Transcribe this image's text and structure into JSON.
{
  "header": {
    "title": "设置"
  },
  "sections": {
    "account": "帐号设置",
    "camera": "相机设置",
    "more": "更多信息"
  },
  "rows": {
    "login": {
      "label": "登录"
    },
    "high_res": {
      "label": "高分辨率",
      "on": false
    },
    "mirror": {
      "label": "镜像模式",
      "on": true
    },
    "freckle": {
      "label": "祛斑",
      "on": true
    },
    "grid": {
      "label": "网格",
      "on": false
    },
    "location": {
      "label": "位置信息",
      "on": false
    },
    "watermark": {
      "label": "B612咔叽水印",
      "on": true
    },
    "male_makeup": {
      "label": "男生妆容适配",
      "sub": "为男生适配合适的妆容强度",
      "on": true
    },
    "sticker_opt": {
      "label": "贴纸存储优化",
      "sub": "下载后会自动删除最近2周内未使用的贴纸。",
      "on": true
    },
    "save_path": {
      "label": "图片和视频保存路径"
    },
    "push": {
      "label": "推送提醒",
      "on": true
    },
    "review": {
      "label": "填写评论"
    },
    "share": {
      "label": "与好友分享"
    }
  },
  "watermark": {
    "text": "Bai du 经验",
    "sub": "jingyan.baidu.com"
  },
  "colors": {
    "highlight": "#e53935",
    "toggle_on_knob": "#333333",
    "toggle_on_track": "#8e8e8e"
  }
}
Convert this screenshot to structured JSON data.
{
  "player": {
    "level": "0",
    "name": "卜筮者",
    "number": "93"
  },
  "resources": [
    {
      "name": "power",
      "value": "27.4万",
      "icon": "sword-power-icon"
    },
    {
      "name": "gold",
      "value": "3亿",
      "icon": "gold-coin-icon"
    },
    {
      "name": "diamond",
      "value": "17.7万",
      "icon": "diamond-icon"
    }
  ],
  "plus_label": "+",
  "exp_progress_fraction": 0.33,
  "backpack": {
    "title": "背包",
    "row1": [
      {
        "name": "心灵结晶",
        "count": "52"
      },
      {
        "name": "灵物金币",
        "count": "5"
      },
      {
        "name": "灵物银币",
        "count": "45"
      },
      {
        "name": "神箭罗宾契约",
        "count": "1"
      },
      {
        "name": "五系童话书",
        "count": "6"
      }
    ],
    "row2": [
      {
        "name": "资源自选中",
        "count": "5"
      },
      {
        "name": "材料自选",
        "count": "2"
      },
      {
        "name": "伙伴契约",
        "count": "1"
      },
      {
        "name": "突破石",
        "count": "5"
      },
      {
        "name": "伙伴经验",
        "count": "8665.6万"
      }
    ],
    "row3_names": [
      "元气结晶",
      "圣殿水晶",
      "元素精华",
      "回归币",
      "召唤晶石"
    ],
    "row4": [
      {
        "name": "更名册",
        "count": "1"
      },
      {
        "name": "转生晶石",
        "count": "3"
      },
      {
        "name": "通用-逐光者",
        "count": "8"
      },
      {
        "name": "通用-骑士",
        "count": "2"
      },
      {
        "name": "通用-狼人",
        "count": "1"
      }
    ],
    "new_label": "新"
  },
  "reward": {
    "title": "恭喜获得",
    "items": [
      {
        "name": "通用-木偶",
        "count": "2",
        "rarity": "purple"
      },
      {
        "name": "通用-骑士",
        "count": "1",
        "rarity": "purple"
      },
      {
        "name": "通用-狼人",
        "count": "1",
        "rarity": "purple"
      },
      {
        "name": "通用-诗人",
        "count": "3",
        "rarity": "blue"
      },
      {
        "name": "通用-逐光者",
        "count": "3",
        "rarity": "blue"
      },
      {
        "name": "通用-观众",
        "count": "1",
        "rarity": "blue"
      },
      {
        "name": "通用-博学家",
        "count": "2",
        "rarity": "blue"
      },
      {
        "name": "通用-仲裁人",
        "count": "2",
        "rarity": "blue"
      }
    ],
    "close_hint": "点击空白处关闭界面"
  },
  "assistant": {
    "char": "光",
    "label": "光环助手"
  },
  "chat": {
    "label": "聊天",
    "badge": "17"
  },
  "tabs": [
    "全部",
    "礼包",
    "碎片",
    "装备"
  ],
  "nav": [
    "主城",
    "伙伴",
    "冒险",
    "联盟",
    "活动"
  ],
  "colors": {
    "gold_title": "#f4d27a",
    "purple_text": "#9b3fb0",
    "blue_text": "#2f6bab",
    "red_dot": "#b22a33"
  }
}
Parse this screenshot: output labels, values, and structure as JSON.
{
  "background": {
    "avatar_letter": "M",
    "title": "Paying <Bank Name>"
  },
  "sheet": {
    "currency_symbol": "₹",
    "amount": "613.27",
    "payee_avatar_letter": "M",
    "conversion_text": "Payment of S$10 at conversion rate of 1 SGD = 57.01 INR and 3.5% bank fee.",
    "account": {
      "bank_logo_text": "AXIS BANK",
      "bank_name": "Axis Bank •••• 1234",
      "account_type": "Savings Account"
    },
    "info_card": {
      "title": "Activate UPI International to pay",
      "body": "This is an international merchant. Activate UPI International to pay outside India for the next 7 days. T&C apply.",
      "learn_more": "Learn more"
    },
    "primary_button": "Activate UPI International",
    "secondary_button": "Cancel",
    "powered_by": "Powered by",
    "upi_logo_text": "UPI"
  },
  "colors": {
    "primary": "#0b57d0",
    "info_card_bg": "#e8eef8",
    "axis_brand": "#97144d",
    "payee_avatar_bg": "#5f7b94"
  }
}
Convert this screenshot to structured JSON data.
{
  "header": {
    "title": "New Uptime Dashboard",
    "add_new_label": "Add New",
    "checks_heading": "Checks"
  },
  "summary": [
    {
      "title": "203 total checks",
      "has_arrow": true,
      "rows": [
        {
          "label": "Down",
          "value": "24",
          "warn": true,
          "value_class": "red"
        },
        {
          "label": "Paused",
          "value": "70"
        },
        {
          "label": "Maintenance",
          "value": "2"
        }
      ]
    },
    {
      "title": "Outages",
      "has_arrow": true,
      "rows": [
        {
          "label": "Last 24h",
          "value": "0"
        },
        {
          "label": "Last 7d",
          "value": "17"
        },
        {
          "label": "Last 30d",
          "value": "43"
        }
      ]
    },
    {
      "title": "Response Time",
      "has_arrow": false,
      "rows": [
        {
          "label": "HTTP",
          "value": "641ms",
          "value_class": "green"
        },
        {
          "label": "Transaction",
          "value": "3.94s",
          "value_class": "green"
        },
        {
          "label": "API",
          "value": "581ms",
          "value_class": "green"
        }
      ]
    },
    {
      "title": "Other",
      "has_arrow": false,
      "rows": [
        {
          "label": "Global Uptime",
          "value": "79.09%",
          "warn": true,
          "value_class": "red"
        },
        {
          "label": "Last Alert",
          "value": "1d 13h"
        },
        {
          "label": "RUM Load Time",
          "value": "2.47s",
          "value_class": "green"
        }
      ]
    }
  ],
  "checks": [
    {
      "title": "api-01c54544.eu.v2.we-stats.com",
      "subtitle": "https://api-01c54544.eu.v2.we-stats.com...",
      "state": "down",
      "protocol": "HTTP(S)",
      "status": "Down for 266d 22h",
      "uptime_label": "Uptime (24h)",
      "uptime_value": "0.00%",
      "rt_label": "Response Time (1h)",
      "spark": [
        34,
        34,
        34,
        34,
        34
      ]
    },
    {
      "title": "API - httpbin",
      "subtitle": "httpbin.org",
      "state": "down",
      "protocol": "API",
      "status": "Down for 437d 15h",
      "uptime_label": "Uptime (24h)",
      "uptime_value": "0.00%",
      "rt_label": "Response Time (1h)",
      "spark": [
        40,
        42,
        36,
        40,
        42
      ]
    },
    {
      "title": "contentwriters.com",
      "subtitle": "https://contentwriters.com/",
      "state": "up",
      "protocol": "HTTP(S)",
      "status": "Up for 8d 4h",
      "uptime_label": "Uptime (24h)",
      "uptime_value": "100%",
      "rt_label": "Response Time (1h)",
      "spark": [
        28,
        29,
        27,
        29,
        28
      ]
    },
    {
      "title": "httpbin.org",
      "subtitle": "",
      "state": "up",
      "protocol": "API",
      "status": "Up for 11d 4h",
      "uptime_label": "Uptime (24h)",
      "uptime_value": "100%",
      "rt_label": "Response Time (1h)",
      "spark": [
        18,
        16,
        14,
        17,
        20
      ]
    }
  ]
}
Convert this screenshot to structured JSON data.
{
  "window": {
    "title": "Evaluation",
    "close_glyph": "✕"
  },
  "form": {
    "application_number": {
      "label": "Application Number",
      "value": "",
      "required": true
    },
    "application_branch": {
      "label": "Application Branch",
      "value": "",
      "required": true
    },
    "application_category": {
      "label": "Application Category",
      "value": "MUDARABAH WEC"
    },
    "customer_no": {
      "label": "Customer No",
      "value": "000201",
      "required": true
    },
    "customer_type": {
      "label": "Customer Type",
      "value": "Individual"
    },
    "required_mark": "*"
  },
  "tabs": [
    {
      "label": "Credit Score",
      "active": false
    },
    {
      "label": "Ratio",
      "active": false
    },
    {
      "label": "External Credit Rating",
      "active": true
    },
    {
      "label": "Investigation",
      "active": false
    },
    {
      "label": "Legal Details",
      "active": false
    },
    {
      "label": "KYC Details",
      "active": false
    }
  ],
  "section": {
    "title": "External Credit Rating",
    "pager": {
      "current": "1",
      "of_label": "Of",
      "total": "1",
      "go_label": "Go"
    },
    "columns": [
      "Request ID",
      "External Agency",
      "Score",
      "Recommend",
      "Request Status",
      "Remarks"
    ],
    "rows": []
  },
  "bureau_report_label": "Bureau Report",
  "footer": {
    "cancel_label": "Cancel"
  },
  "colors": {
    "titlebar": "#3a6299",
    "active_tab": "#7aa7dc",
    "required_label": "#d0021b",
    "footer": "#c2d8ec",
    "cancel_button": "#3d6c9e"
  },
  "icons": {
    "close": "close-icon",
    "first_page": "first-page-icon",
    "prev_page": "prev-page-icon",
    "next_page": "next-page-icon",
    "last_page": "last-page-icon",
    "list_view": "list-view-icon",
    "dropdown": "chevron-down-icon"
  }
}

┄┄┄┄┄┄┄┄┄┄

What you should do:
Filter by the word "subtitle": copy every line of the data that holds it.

Solution to this problem:
      "subtitle": "https://api-01c54544.eu.v2.we-stats.com...",
      "subtitle": "httpbin.org",
      "subtitle": "https://contentwriters.com/",
      "subtitle": "",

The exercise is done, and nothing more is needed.